The Passionate Combining Entrepreneurs

University dissertation from Östersund : Mid Sweden University

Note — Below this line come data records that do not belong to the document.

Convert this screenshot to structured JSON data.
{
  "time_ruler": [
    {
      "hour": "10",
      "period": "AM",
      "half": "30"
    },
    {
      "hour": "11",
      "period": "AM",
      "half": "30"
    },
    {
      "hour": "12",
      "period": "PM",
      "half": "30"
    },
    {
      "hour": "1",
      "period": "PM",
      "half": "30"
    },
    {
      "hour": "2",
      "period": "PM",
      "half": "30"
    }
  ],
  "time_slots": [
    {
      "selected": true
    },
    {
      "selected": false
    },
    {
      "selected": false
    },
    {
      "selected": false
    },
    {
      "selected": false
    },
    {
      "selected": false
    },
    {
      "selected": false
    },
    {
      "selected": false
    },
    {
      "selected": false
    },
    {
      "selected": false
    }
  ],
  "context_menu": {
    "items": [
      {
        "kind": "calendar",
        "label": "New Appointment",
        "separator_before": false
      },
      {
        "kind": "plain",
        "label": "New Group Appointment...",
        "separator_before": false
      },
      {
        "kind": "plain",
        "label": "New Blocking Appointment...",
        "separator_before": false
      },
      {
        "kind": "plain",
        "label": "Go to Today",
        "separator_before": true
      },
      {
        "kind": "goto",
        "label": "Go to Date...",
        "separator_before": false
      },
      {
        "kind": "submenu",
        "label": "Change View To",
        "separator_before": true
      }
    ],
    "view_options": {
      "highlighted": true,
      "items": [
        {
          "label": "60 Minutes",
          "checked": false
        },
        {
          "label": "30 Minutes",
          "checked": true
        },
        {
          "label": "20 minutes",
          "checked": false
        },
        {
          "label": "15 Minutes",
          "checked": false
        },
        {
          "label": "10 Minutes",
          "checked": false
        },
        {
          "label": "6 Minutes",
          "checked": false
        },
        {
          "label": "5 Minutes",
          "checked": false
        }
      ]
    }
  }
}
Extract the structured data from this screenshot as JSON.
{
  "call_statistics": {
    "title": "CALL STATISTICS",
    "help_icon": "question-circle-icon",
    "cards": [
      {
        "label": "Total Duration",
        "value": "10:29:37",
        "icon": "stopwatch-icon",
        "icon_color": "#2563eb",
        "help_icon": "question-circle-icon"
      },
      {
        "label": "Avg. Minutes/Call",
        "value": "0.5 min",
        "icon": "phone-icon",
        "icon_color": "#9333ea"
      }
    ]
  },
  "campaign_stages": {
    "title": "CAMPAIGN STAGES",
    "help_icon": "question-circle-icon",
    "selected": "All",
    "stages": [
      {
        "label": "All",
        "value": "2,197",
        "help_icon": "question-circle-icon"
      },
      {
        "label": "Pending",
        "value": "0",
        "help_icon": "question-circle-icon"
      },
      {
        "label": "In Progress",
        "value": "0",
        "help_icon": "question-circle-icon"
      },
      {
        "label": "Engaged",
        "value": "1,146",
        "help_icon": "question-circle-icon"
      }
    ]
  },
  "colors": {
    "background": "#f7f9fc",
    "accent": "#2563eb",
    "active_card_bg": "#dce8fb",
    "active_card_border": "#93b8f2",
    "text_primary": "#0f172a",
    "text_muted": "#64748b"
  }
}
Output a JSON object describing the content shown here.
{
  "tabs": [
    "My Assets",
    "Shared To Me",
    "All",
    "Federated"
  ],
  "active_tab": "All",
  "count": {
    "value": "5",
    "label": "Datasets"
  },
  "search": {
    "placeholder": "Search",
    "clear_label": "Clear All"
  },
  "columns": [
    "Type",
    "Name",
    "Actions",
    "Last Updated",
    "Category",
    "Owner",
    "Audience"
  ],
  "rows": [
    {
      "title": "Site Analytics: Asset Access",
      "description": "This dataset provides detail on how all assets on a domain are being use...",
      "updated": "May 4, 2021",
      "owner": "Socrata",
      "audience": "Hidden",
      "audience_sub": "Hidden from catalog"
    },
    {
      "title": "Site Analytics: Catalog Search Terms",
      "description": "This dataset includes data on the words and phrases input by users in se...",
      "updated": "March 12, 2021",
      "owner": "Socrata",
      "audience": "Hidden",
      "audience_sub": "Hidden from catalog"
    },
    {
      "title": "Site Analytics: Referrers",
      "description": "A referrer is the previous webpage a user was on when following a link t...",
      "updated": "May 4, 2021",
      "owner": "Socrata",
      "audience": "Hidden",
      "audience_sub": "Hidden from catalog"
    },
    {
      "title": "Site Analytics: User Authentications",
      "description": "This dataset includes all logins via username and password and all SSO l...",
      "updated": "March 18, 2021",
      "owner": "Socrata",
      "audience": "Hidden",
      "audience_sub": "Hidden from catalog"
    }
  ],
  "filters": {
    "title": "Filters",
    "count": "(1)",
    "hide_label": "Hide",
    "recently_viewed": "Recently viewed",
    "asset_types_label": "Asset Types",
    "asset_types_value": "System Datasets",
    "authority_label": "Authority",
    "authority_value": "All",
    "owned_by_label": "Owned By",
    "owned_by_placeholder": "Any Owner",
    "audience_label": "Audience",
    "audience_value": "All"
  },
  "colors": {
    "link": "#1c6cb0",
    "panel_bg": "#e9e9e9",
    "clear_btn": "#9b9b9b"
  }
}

Abstract: Entrepreneurs are portrayed as salient drivers of regional development and for a number of years nascent entrepreneurs have been studied in a large number of countries as part of the Global Entrepreneurship Monitor project and the Panel Study of Entrepreneurial Dynamics. Scholars have devoted much effort to investigating factors that determine how individuals engage in entrepreneurial activities, with most of the discussion limited to business start-ups. However, since this type of project does not follow identical nascent entrepreneurs over time, limited knowledge exists about their development and whether they stay in this nascent phase for a long time. In practice, it is common for entrepreneurs to run a business and at the same time work in wage work, so-called combining entrepreneurs. In Sweden, almost half of all business owners combine wage work with a business. However, not all combining entrepreneurs will eventually decide to leave the wage work and invest fully in the business. Consequently, much research has focused on the first step of entering entrepreneurship full time, but less has focused on the second step, the transition from the combining phase to full-time self-employment. The aim of this thesis is therefore to contribute to the theory of entrepreneurship by gaining a deeper understanding of combining entrepreneurs and their motives and intentions. In the context of combining entrepreneurs, the theory of identity, resources and choice overload has been used to examine how entrepreneurs’ age (when starting the business), entrepreneurial tenure (the length of engagement in the side-business), hours spent (weekly involvement in the side-business), involvement in entrepreneurial teams (leading the business with one or more partners) and involvement in networks (business networks) influence their passion for engaging in entrepreneurship while sustaining wage work. Different categories of combining entrepreneurs and their intentions have also been examined. A survey was administered to 1457 entrepreneurs within the creative sector in two counties in Sweden (Gävleborgs County and Jämtlands County). Since there were no separate mailing lists to only combining entrepreneurs, the survey was sent to all entrepreneurs within the chosen industry and counties. The total response rate was 33.5 percent and of them 57.6 percent combined, yielding 262 combining entrepreneurs who answered the questionnaire. The survey was then followed up with eight focus group interviews and two single interviews to validate the answers from the questionnaire. The results indicate three types of combining entrepreneurs: nascent – with the intention to leave the combining phase for a transition into full-time self-employment, lifestyle – with the intention to stay in the combining phase, and occasional – with the intention to leave the combining phase for full-time wage work and close down the business. Transitioning fully to self-employment increases with the individual’s age. Also, a positive interactive effect exists with involvement in entrepreneurial networks. The results also indicate that the ability to work with something one is passionate about is the top motive for combining wage work with a side-business. Passion is also more likely to be the main motive behind the combining form among individuals who are older at business start-up, but passion is less likely to be the main motive behind the combining form among individuals who spend more time on the business. The longer the individual has had the side-business, the less likely passion is the main motive behind the combining form, and passion is less likely to be the main motive among those who are part of an entrepreneurial team.